• Data for review:
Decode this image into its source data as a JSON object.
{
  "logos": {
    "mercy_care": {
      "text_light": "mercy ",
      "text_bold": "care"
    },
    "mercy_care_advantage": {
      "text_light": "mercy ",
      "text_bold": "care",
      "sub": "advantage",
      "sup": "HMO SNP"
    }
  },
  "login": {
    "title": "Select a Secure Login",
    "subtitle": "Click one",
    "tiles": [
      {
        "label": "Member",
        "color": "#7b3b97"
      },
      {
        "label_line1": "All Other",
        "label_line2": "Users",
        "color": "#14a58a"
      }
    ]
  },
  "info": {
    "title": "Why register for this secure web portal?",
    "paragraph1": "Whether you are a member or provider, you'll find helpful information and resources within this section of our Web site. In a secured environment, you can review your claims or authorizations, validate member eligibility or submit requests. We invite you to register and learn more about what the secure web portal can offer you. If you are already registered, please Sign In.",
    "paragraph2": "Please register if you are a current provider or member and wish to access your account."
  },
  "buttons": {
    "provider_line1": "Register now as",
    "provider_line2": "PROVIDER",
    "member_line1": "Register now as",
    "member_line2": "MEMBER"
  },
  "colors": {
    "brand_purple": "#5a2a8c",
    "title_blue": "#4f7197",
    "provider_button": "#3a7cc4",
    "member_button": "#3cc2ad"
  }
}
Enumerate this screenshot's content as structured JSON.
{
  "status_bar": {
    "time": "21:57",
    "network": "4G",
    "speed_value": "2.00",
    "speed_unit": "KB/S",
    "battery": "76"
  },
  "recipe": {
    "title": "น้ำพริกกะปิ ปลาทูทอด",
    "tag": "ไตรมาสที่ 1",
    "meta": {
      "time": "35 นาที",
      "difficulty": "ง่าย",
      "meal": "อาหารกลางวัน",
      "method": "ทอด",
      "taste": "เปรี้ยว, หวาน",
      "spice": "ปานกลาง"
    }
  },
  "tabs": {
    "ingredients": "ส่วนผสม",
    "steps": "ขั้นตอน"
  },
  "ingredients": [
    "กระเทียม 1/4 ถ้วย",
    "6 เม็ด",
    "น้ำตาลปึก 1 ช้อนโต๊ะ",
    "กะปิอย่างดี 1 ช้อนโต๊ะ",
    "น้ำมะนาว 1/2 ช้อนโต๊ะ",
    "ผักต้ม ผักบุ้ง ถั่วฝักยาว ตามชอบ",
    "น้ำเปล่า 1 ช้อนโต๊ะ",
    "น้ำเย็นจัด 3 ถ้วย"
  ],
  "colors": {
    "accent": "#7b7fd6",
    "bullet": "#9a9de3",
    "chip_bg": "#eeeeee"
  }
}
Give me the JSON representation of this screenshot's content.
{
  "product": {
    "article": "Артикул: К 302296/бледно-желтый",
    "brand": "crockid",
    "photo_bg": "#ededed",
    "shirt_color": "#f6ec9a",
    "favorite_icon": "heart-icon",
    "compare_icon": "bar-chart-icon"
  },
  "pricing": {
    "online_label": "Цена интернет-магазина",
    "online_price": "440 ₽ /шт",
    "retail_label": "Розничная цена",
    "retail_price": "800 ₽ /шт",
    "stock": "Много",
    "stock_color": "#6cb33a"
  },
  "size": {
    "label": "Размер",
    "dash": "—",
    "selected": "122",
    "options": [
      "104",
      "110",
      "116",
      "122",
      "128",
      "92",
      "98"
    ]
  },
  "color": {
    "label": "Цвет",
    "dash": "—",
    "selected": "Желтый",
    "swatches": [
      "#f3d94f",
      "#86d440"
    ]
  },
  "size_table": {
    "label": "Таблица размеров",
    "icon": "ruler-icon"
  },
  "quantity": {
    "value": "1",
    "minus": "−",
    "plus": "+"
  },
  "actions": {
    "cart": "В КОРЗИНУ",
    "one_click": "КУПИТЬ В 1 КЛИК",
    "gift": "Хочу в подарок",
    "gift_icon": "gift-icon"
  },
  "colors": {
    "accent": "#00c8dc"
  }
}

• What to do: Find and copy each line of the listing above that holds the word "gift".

• Result below:
    "gift": "Хочу в подарок",
    "gift_icon": "gift-icon"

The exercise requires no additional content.